Police forces, ambulance crews and hospitals across the Midlands are preparing for their busiest time of year.
West Midlands Ambulance service says it had three thousand emergency calls on Friday night alone.
Alcohol-related violence and cases of anti-social behaviour increase over the festive season, which paramedics and police have to deal with.
On Saturday I spent the night on patrol with Sergeant Simon Finney from West Midlands Police on Broad Street in Birmingham.
It's usually busy most weekends, but in the run up to Christmas thousands of party-goers fill venues most nights of the week.
The majority of people are out to enjoy themselves, but there's a small minority who end up breaking the law.
Sergeant Finney explained how he manages the officers on duty, and the things they need to look out for.
The obvious offences, he explained to me, are alcohol related, like assaults and being drunk and disorderly. However what struck me were the more unusual crimes being recorded by officers.
Street sellers were routinely checked for their Pedlars Licenses; the correct paperwork they need to have to sell things like roses and flashing trinkets.
A group of 15 & 16 year old boys acting suspiciously were moved on shortly after 11 o'clock. as police believed they were pickpockets.
Officers use dispersal orders instead of arrests at first - it's like a yellow card for trouble makers.
It bans those suspected of committing or potentially committing an offence from the area for 24 hours.

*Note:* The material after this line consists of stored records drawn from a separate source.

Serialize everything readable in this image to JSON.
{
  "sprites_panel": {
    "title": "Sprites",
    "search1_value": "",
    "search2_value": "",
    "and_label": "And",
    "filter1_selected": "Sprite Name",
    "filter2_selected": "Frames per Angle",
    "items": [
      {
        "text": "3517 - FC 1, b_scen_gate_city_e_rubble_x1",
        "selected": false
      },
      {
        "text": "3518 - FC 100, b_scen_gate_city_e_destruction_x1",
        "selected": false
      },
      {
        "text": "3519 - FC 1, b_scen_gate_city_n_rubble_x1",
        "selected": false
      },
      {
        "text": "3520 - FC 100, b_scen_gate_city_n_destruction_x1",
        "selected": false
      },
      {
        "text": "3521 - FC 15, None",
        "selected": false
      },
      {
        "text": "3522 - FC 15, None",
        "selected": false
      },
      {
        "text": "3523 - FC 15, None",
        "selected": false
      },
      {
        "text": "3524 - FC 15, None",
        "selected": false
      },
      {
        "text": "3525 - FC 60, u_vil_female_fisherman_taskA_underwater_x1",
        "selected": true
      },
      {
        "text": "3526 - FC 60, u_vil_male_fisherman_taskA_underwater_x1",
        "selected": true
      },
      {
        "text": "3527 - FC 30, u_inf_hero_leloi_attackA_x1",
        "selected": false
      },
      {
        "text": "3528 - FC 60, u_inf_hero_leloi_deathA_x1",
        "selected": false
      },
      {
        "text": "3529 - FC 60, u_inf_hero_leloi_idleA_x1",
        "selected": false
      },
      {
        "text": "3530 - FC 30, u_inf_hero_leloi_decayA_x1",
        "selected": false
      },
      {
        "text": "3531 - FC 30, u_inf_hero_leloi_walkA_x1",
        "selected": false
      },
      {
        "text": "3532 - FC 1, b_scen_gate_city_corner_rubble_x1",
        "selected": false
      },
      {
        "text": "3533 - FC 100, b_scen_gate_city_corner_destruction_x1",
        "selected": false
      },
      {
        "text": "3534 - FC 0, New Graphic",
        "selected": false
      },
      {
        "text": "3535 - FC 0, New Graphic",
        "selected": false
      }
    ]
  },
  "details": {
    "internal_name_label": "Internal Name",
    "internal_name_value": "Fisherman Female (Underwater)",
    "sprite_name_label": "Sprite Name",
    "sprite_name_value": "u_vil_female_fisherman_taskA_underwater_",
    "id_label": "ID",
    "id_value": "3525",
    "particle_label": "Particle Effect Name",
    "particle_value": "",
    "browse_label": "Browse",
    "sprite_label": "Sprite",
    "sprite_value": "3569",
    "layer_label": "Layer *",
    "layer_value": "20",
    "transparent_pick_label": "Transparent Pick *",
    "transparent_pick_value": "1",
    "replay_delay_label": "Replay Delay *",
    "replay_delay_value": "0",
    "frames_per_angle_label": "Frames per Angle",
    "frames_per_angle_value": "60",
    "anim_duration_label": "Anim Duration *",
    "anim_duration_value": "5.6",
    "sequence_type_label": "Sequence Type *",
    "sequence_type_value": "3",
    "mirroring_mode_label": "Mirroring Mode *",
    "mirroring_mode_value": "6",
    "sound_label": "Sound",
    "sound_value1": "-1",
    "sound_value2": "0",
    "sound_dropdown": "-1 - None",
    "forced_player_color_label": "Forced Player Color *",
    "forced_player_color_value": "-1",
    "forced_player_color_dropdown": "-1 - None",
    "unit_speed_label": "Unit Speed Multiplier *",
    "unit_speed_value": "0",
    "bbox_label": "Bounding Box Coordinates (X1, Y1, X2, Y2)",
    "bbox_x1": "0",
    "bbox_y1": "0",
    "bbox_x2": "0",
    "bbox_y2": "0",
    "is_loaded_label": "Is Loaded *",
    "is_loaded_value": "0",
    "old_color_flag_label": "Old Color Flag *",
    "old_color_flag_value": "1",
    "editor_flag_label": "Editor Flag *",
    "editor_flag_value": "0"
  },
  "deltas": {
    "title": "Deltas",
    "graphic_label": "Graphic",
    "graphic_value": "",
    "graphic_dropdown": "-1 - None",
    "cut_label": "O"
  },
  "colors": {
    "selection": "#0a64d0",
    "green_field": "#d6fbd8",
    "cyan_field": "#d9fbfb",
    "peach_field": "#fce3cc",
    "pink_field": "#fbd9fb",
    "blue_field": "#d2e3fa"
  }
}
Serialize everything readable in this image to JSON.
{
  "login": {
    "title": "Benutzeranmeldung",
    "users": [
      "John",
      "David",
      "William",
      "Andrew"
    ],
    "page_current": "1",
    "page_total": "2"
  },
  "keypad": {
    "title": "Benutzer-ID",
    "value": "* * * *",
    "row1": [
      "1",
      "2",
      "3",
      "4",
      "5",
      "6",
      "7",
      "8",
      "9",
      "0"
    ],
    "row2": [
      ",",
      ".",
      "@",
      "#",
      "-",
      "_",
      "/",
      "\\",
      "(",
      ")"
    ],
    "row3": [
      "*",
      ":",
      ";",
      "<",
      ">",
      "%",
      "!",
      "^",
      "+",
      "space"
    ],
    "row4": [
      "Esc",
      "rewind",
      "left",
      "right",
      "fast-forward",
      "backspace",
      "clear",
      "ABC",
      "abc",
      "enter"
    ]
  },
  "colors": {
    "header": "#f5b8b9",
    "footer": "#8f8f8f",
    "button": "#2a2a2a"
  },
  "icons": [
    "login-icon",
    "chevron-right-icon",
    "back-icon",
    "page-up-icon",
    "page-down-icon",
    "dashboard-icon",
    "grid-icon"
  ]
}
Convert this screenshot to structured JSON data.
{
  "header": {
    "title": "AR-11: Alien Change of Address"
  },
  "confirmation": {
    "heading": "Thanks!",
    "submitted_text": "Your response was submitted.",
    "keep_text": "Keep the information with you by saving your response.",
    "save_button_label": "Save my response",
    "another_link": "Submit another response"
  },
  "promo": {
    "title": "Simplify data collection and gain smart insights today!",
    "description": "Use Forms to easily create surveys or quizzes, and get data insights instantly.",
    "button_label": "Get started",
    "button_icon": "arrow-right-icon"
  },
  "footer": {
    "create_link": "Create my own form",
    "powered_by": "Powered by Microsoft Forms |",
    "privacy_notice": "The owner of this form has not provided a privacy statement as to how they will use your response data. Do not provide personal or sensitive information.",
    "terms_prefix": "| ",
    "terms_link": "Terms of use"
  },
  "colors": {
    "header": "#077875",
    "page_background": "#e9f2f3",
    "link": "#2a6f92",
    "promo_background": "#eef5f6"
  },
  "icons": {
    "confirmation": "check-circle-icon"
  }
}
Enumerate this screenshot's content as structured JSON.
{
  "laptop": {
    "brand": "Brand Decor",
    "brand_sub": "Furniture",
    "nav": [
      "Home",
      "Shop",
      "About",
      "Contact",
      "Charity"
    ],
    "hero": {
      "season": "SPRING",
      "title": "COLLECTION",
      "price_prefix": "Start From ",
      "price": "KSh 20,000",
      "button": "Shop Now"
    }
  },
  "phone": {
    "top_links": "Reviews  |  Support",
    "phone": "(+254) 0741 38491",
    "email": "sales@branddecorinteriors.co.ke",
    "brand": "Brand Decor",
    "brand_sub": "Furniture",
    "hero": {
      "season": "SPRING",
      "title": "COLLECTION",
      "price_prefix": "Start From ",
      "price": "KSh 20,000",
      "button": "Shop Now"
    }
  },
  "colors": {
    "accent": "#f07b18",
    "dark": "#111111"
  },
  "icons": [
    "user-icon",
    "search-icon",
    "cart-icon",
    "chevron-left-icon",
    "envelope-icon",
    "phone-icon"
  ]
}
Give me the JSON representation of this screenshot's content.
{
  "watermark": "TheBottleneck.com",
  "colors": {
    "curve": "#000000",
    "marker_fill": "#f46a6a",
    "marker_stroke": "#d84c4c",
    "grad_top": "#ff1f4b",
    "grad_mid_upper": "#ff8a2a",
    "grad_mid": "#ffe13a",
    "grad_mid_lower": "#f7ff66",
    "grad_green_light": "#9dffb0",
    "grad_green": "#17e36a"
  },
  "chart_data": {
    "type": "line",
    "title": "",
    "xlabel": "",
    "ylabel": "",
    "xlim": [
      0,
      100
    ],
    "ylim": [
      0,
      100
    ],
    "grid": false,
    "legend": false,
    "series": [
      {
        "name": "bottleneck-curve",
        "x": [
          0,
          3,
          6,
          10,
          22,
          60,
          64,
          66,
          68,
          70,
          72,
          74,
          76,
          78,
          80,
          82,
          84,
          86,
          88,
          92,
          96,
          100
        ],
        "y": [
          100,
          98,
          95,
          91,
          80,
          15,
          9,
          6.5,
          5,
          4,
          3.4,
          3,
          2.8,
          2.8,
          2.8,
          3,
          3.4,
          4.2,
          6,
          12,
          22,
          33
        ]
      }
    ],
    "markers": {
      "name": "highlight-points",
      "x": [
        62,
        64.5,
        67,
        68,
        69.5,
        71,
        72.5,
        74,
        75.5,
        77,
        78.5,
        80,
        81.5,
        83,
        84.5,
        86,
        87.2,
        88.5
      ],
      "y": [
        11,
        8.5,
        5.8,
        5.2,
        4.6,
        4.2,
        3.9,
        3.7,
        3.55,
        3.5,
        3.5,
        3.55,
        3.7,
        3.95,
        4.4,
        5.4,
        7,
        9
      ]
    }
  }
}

In total 17 people were arrested around the city in the entertainment areas, which includes Broad Street and the Arcadian. Most arrests were drugs, violence and alcohol related.
It was only after the clock struck midnight, that things began to turn violent. Officers were radioed to attend a fight which had broken out in one of Broad Street's clubs and spilled onto the street.
The majority of assaults and fights break out between 3 and 4 in the morning, as venues empty and people fill the streets to go home.
Although busy on Saturday, Sergeant Finney told me it wasn't exceptionally busy for the time of year.
That will be this coming Friday, which Police call 'Black Friday'.
Sergeant Finney offered this advice if you're planning to go out this weekend.
To cope there'll be extra patrols and paramedics on standby. West Midlands Ambulance will even be setting up a field hospital at the top opposite the Hyatt Hotel, for those who let the festive spirit get the better of them.